Mega Maladies

Eric Lis

Dr. Eric Lis is a physician, gamer, and author of the Skirmisher Publishing LLC sourcebook, Insults & Injuries.

A world with sentient robots begins to blur our definition of “disease.”

Can robots experience disease? Webster’s dictionary defines disease as “an illness that affects a person, animal, or plant; a condition that prevents the body or mind from working normally.” It goes on to elaborate that it is “a condition of the living animal or plant body or of one of its parts that impairs normal functioning and is typically manifested by distinguishing signs and symptoms.” In both of these definitions, we see that it seems to specify animal or plant, which would seem to rule out robots, artificial intelligences, and other forms of synthetic life. Not being an etymologist myself, I can’t say for certain whether this exclusion is reasoned and deliberate or whether it’s because our society doesn’t yet have artificial life forms sophisticated enough to qualify as suffering from illness. The word “alive” is a tricky one and countless authors have explored how the concept (and the even more difficult concept of sentience) applies to artificial life, and it probably really will be a major legal and ethical debate one day in our society some day.

I bring this up shortly after a recent run-in with Mega Man 10, the most recent game in the classic Mega Man video game series. In this game, a “virus” called roboenza begins to infect the world’s robots, initially incapacitating them and later driving them to become violent. Whatever roboenza is, it seems to be more than a mere computer virus; I’m not a great expert in Mega Man lore, but my understanding is that the robots of that universe are at least partly organic/biological, and the hints towards the end of the game that a human has contracted the virus suggests that it’s an actual infectious pathogen. The virus’ spread also argues against it being a “mere” computer virus, because there’s no indication that the robots of that world share any sort of data transfer or network or something, and yet the virus spreads between them, suggesting that it’s some sort of airborne plague or something (assuming it isn’t something more off-the-wall, like a memetic or sonic virus or whatever). The characters in the game also consistently state that they need “medicine” to cure the disease, and this seems to come in the form of an actual pill; I suppose that an antivirus program could be delivered by pill for stylistic reasons, but in other cases new software is specifically given to robots via implantable chips, so it seems as though the cure for roboenza is a genuine medication.

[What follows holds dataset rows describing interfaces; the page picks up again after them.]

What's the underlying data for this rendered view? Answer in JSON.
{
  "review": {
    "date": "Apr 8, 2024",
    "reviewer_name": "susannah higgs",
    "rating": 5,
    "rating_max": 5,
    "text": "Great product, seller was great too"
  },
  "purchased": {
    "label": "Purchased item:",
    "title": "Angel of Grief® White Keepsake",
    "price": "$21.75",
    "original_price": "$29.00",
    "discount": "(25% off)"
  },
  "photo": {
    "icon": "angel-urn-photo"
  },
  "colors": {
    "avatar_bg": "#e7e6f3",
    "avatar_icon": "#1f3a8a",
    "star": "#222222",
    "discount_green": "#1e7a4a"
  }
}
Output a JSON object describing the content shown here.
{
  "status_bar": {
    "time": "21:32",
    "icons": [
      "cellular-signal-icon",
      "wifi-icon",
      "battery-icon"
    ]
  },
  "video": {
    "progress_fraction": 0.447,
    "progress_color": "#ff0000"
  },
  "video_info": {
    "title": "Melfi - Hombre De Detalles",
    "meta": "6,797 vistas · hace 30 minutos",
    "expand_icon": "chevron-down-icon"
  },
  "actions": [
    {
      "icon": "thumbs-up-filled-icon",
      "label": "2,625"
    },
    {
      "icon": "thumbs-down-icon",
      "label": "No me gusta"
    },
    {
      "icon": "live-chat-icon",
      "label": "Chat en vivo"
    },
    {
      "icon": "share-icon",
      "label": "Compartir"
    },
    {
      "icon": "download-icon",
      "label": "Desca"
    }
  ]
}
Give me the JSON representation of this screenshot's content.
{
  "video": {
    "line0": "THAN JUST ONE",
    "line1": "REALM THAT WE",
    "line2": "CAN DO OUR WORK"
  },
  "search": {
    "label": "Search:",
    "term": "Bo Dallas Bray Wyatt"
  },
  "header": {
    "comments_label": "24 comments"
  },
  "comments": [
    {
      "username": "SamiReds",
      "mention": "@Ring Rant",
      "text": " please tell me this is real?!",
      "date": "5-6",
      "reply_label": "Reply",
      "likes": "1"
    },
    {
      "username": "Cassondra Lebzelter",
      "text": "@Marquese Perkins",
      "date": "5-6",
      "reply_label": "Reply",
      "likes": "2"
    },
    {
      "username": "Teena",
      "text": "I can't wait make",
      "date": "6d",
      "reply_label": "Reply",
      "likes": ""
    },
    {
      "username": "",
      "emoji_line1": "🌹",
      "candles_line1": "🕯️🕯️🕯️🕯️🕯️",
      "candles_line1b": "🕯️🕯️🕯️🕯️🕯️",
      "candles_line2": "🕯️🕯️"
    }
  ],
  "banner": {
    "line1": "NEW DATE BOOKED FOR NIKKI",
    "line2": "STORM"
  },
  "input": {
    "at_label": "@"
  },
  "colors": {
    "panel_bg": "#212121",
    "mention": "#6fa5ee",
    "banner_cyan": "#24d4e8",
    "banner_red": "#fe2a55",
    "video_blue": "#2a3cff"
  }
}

The funny thing about roboenza is its manifestation. Although the name of the virus is clearly a riff on the word influenza, the disease itself seem to have more in common with rabies. Like rabies, roboenza seems to begin with weakness and faintness and progresses to confusion, agitation, and abnormal behaviour. Like rabies, it can take more than a month to evolve from the weak and feverish stage to the dangerously homicidal stage. From a storytelling perspective, these symptoms make a lot of sense; characters with the early infection are weakened, so that the heroes have a challenge to overcome, and characters with the late infection become antagonists, to drive the story and provide a sense of urgency. From a pathological perspective, though, that doesn’t make any sense at all. How does a virus, computer or biological, cause weakness in a robot, whose body is presumably made of metal or plastic or other materials that don’t fall limp when tired? Of course, as the series shows us time and again, these are robots who can be knocked unconscious, who feel pain when wounded, and fall limp to the ground when they die as opposed to lock up or become paralyzed, so maybe it’s perfectly consistent that a sick robot becomes weak, feverish, and red in the face just like a human does. The other possible explanation is that, since the virus was deliberately created and unleashed as a weapon, it might deliberately cause apparent weakness, in much the same was as a real computer virus might deliberately slow down a computer’s processor. A virus that’s been deliberately engineered could obviously have whatever properties its creator – and the demands of the narrative – need it to have.